One tale has it that a lovelorn young lady, impris­oned in her bed­cham­ber by her cru­el father, pined away at her win­dow, mur­mur­ing ‘bleed­ing heart, bleed­ing heart, bleed­ing away’ as she expired. Dick­ens says that this sto­ry was “the inven­tion of a tam­bour-work­er, a spin­ster and roman­tic, still lodg­ing in the Yard.”

The gori­est fable sug­gests that some­time in the ear­ly 17th cen­tu­ry the much-wooed Eliz­a­beth Hat­ton was mur­dered here by the Span­ish ambas­sador – whom she had jilt­ed – and was found at dawn with her heart still pump­ing blood onto the cob­ble­stones.
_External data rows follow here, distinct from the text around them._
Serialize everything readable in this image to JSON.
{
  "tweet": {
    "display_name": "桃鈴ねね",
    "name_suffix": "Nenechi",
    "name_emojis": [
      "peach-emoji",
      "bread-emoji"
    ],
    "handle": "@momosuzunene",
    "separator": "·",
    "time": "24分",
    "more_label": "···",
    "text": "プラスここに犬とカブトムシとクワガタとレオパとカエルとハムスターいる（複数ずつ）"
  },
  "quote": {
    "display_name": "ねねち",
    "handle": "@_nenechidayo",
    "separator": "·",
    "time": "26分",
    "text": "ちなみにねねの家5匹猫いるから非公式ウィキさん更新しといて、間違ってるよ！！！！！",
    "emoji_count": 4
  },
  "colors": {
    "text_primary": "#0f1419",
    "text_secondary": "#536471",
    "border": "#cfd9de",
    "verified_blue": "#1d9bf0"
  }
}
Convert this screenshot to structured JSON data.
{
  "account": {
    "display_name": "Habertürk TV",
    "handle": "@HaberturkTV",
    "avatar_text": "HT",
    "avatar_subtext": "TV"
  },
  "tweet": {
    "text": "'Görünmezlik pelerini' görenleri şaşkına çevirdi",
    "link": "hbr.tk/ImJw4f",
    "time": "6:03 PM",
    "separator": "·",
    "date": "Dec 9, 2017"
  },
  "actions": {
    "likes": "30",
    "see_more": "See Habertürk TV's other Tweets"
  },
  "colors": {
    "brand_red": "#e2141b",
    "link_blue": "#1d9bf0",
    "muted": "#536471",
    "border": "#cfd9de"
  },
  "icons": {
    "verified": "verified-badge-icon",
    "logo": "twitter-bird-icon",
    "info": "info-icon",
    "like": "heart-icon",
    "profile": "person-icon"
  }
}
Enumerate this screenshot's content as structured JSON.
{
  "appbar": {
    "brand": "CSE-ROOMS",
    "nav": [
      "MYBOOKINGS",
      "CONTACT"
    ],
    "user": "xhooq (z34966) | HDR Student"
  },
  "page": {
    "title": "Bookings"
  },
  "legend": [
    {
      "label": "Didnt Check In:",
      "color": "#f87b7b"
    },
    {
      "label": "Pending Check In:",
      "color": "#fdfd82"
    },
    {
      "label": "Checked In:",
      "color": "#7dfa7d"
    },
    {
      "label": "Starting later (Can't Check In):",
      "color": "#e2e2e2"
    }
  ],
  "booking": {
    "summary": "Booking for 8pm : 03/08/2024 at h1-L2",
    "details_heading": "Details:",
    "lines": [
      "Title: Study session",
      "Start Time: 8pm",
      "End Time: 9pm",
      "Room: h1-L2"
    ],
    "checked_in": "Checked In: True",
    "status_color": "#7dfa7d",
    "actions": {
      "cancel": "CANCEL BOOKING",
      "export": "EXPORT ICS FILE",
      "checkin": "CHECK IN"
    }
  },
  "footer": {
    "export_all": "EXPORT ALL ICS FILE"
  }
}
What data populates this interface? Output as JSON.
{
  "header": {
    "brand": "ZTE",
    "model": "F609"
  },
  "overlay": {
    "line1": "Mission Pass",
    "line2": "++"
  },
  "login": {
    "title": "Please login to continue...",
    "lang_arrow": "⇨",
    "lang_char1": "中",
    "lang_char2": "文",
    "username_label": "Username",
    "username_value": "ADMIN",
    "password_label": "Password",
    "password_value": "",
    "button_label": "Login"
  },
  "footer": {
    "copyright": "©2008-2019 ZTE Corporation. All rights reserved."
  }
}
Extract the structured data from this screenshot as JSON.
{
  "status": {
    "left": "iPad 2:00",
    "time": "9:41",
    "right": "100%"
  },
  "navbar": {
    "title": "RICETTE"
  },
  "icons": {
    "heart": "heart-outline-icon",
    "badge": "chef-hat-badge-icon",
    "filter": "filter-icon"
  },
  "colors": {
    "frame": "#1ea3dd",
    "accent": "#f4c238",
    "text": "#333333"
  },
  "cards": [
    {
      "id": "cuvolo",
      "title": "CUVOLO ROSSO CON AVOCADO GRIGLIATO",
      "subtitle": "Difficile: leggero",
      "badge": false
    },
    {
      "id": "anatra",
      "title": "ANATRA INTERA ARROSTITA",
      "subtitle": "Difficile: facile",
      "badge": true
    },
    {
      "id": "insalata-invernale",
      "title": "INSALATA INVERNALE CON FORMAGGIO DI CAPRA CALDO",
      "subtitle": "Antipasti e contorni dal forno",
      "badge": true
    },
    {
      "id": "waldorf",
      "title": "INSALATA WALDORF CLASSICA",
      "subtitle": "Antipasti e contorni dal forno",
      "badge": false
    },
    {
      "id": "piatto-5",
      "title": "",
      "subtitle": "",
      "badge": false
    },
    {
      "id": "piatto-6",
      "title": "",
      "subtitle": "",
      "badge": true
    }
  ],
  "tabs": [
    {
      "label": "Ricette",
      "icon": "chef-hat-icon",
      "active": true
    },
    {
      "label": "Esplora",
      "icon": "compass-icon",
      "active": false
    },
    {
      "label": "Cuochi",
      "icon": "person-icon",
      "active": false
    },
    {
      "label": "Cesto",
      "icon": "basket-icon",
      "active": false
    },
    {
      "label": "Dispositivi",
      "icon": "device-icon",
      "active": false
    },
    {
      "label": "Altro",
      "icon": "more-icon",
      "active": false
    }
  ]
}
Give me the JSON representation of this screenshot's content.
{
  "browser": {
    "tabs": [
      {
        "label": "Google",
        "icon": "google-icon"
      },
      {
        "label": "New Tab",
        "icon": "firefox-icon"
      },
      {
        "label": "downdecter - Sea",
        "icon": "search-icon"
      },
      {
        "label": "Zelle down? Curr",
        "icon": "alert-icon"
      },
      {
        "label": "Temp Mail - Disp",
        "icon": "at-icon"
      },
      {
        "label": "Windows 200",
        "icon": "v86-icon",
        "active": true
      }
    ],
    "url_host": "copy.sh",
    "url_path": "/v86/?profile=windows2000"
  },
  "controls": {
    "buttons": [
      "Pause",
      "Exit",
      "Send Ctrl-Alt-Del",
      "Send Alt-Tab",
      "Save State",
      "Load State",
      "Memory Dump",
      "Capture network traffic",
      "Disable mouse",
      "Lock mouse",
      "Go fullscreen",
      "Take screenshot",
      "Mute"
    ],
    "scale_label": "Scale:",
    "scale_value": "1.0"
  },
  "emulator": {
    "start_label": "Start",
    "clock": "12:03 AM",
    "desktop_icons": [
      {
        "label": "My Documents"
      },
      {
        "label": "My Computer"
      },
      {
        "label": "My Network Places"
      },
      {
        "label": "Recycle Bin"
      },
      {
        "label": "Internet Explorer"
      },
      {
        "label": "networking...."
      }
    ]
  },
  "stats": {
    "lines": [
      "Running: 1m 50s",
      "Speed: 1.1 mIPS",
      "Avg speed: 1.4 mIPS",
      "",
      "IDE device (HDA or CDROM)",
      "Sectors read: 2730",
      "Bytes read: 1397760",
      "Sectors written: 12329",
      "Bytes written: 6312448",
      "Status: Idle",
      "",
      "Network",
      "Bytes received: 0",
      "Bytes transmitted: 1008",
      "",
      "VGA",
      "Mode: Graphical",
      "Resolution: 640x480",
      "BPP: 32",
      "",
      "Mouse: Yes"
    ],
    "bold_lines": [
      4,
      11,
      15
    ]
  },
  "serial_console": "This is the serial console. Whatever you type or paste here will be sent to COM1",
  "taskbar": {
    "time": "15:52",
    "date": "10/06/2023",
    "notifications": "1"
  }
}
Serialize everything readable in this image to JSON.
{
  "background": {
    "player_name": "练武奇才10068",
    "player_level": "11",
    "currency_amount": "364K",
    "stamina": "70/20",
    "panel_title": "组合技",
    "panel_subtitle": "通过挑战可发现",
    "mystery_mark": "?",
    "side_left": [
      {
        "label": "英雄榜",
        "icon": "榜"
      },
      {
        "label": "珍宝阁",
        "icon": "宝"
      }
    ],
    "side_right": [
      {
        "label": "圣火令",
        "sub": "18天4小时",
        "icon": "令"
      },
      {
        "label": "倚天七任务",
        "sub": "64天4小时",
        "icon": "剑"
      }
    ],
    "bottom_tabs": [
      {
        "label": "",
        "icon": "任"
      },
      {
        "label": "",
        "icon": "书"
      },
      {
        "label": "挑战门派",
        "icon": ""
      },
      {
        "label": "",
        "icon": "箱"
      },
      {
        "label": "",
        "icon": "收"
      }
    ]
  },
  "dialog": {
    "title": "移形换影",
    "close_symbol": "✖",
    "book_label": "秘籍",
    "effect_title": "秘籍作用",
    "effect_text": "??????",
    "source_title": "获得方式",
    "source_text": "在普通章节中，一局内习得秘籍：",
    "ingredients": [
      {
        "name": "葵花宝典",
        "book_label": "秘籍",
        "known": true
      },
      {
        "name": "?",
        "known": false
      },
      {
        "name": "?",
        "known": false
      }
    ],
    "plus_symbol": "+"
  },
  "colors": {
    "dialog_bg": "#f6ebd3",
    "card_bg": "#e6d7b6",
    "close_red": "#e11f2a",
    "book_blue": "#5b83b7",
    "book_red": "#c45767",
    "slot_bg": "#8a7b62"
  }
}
Anoth­er angle on this sto­ry, this time fea­tur­ing Sir Christo­pher and Lady Alice Hat­ton and the Dev­il, was set to verse by Richard Barham in his Ingolds­by Leg­ends.

“Of poor Lady Hat­ton, it’s need­less to say,
No traces have ever been found to this day,
Or the ter­ri­ble dancer who whisk’d her away;
But out in the court-yard – and just in that part
Where the pump stands – lay bleed­ing a large human heart …”

Richard Barham, ‘The House-Warm­ing!!’ (1840)

Bleeding Heart Yard street sign and lamp